To that end efforts are being made to secure an approximate census of the men of military age in each district of the Province. As the men willing to enlist become absorbed in the various units, recruiting naturally becomes more difficult, and we have now reached a point where in our opinion new methods are required, otherwise the business interest of the Province will be seriously affected.

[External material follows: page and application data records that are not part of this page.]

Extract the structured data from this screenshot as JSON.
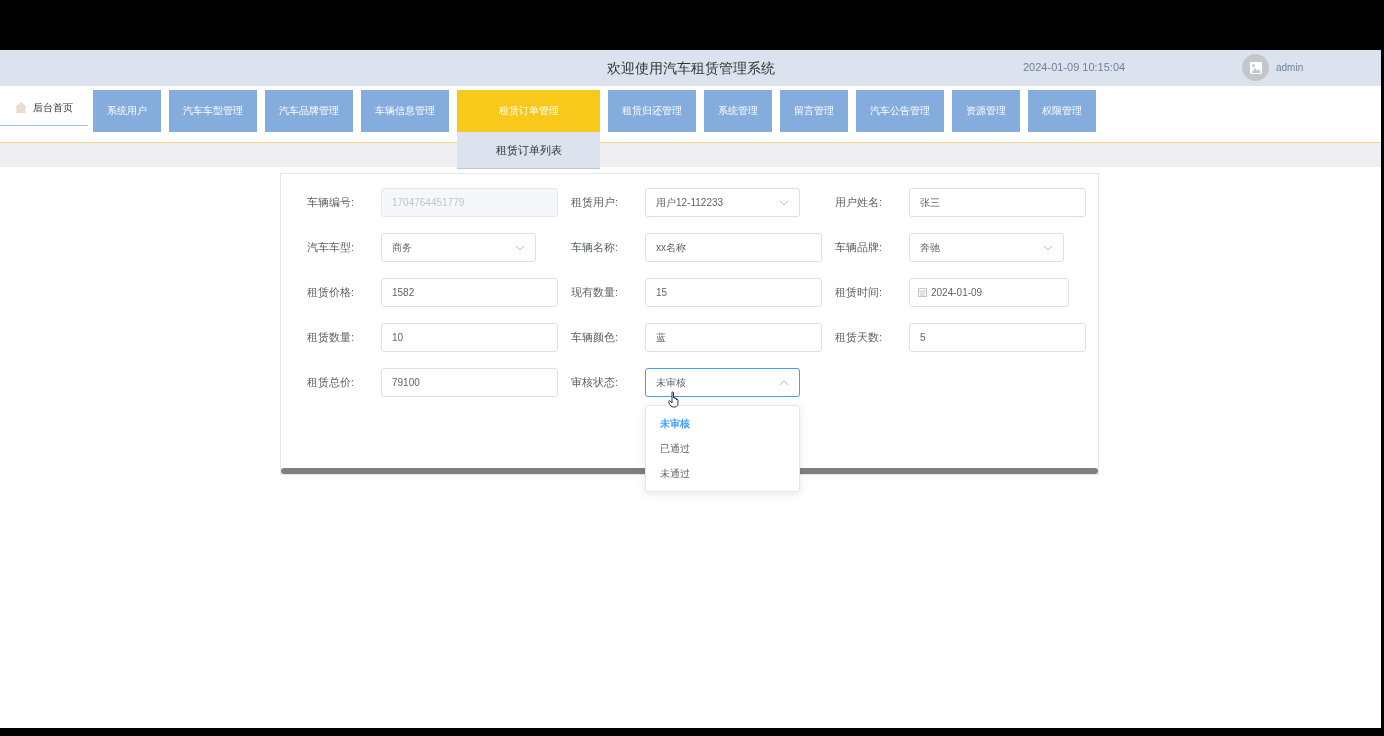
{
  "header": {
    "title": "欢迎使用汽车租赁管理系统",
    "datetime": "2024-01-09 10:15:04",
    "user": "admin"
  },
  "nav": {
    "home": "后台首页",
    "items": [
      {
        "label": "系统用户",
        "selected": false
      },
      {
        "label": "汽车车型管理",
        "selected": false
      },
      {
        "label": "汽车品牌管理",
        "selected": false
      },
      {
        "label": "车辆信息管理",
        "selected": false
      },
      {
        "label": "租赁订单管理",
        "selected": true,
        "submenu": [
          "租赁订单列表"
        ]
      },
      {
        "label": "租赁归还管理",
        "selected": false
      },
      {
        "label": "系统管理",
        "selected": false
      },
      {
        "label": "留言管理",
        "selected": false
      },
      {
        "label": "汽车公告管理",
        "selected": false
      },
      {
        "label": "资源管理",
        "selected": false
      },
      {
        "label": "权限管理",
        "selected": false
      }
    ]
  },
  "form": {
    "fields": [
      {
        "label": "车辆编号:",
        "kind": "text",
        "value": "1704764451779",
        "disabled": true
      },
      {
        "label": "租赁用户:",
        "kind": "select",
        "value": "用户12-112233",
        "disabled": false,
        "open": false
      },
      {
        "label": "用户姓名:",
        "kind": "text",
        "value": "张三",
        "disabled": false
      },
      {
        "label": "汽车车型:",
        "kind": "select",
        "value": "商务",
        "disabled": false,
        "open": false
      },
      {
        "label": "车辆名称:",
        "kind": "text",
        "value": "xx名称",
        "disabled": false
      },
      {
        "label": "车辆品牌:",
        "kind": "select",
        "value": "奔驰",
        "disabled": false,
        "open": false
      },
      {
        "label": "租赁价格:",
        "kind": "text",
        "value": "1582",
        "disabled": false
      },
      {
        "label": "现有数量:",
        "kind": "text",
        "value": "15",
        "disabled": false
      },
      {
        "label": "租赁时间:",
        "kind": "date",
        "value": "2024-01-09",
        "disabled": false
      },
      {
        "label": "租赁数量:",
        "kind": "text",
        "value": "10",
        "disabled": false
      },
      {
        "label": "车辆颜色:",
        "kind": "text",
        "value": "蓝",
        "disabled": false
      },
      {
        "label": "租赁天数:",
        "kind": "text",
        "value": "5",
        "disabled": false
      },
      {
        "label": "租赁总价:",
        "kind": "text",
        "value": "79100",
        "disabled": false
      },
      {
        "label": "审核状态:",
        "kind": "select",
        "value": "未审核",
        "disabled": false,
        "open": true,
        "options": [
          {
            "label": "未审核",
            "selected": true
          },
          {
            "label": "已通过",
            "selected": false
          },
          {
            "label": "未通过",
            "selected": false
          }
        ]
      }
    ]
  }
}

"Third: That brings us up to what may be called the third or present stage. Up to June 30th, 1916, Nova Scotia has enlisted for home and foreign service about 22,000 men. . . . Another 150,000 men are required in Canada to complete the complement asked for by the Prime Minister. . . . Our Province is naturally expected to supply her share of these, which would be about 8,000 men. It is our deliberate opinion that to procure these men under our present haphazard methods would seriously cripple the business of the Province. A large proportion of our men are engaged in coal-mining, steel-making, and munition work, industries all absolutely necessary to the prosecution of the war. It is not in the public interest that many of these men should enlist, but in spite of the fact that we make it a point not to approach them, a certain number cannot be prevented from joining the colours. If there were any competent authority to point out to them that they were doing their bit at home they would be content to remain at work. The same remarks apply to men of special technical qualifications who are filling important positions, and who cannot be replaced. . . . We think the time has come when the Federal Government should take hold of the whole recruiting problem and put it on a proper basis. The first important thing is to find out how many available men we have and where they are. This can only be done satisfactorily by enacting compulsory registration for men of military age. If this were done no further compulsion might be necessary. . . . If after registration more men were required, it